Friday, December 06, 2019


The Vicar

Graham Robb, The Discovery of France: A Historical Geography from the Revolution to the First World War (New York: W.W. Norton & Company, 2007), p. 294:
At Nîmes in 1763, Tobias Smollett found 'the Temple of Cloacina' 'in a most shocking condition':
The servant-maid told me her mistress had caused it to be made on purpose for the English travellers; but now she was very sorry for what she had done, as all the French who frequented her house, instead of using the seat, left their offerings on the floor, which she was obliged to have cleaned three or four times a day.
Later tourists would be baffled by bidets and daunted by the porcelain footpads on either side of a small dark hole, but even in simpler days there were mysteries to solve. A traveller in Béarn in 1812 who slept on the third tier of a four-tier bunk bed was woken in the night by a smell and a noise of ropes and pulleys. A voice in the darkness whispered, 'Don't worry, sir, it's just the vicar going up.' 'Vicaire' turned out to be a local name for 'chamber pot'.
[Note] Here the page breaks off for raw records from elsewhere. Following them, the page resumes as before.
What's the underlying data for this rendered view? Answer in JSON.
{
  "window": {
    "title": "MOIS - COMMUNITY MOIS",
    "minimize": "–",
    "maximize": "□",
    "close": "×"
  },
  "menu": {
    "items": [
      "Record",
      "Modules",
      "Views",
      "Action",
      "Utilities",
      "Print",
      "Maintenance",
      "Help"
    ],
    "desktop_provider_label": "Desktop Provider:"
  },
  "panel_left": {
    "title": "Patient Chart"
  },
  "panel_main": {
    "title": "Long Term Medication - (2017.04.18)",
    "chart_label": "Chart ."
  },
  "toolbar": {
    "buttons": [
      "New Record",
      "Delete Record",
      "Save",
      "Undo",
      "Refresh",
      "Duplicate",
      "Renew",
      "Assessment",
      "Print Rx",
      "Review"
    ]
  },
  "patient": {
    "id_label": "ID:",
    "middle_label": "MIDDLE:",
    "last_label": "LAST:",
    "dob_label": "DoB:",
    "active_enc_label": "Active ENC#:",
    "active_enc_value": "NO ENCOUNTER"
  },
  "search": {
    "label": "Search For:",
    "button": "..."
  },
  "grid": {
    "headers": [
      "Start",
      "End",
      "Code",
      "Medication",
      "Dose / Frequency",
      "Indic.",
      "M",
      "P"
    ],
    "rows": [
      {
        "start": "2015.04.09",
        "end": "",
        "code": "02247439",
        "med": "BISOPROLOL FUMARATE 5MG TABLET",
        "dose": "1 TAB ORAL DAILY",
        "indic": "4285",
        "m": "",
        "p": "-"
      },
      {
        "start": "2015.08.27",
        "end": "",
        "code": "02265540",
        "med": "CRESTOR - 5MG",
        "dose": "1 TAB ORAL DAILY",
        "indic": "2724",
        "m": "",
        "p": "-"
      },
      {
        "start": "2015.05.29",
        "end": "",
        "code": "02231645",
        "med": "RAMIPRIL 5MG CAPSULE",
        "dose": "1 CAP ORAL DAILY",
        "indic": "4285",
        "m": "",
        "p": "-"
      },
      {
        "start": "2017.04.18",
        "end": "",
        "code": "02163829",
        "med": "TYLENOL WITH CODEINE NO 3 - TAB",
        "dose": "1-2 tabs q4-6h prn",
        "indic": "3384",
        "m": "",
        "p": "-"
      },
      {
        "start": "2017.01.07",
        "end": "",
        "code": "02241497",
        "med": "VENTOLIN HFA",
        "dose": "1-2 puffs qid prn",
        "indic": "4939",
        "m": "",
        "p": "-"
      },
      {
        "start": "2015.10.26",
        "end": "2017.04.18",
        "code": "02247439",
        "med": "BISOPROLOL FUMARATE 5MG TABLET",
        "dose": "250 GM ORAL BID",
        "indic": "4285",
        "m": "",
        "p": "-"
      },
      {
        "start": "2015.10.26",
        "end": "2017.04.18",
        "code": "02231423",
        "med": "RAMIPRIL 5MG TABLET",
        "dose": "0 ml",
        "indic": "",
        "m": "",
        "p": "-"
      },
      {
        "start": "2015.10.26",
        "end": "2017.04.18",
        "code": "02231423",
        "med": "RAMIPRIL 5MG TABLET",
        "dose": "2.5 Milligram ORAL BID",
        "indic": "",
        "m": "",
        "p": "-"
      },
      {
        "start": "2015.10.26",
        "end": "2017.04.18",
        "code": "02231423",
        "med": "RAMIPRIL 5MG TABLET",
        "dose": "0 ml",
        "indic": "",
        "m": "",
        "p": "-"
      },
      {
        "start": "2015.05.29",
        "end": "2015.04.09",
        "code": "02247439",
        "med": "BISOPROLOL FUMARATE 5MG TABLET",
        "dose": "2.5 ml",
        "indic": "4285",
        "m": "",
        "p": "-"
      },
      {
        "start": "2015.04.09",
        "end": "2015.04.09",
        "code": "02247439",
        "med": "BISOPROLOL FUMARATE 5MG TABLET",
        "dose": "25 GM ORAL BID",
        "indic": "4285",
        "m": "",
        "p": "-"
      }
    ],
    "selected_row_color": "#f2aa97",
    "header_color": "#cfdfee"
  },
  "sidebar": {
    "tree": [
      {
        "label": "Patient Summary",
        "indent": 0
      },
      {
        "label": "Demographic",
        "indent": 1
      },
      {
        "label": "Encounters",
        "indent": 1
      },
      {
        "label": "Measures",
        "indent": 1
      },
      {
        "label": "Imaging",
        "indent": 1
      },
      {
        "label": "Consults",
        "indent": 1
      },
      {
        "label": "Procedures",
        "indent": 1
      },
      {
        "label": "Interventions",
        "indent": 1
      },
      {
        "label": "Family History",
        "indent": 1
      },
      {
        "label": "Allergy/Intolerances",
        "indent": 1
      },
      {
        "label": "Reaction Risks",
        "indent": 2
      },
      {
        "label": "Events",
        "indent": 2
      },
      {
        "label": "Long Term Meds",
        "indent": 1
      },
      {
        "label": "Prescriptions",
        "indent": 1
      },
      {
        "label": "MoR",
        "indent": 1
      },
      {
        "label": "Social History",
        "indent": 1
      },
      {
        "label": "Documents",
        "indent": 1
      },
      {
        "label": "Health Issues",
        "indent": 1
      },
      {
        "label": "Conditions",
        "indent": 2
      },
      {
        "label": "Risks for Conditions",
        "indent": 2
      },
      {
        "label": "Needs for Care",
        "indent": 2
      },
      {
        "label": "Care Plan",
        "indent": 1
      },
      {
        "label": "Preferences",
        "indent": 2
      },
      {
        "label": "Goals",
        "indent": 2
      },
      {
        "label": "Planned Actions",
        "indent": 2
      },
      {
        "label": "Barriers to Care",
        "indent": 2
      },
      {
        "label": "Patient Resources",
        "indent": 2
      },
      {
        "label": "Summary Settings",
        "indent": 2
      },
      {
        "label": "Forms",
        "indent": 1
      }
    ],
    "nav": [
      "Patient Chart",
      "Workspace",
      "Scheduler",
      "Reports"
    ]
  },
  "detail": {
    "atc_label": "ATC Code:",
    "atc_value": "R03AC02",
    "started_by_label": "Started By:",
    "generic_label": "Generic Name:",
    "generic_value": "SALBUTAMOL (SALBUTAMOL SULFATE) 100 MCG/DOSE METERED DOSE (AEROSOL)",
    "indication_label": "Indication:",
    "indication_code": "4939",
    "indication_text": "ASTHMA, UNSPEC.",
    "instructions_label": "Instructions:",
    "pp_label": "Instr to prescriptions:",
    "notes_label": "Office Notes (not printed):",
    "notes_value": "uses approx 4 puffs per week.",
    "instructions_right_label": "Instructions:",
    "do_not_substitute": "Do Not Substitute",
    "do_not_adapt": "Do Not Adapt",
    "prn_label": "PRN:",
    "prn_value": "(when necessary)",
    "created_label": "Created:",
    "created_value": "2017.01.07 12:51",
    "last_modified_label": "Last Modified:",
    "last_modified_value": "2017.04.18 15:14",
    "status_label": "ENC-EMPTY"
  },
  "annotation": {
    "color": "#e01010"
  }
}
<< Home
Newer›  ‹Older

This page is powered by Blogger. Isn't yours?